→ Requirement
Within this material, state how many lines include the string "your". Reply with the number only.

→ Exercise material
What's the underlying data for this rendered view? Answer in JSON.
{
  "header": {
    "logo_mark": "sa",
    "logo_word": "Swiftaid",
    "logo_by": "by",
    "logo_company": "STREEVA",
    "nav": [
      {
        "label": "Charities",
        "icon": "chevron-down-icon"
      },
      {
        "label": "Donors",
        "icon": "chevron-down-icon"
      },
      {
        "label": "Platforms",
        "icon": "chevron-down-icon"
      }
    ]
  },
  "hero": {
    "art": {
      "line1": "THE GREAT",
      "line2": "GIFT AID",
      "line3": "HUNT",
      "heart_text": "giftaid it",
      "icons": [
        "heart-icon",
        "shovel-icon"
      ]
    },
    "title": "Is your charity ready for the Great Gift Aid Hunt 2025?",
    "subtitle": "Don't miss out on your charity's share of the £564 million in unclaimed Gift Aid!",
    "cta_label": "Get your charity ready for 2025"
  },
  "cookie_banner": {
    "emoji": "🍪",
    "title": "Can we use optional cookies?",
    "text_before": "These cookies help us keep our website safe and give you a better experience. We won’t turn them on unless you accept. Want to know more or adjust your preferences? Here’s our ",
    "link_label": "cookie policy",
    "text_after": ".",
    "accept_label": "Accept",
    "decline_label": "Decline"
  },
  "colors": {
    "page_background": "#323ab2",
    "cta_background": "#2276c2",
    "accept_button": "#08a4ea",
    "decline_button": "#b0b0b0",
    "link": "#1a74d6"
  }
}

→ Answer to this task
4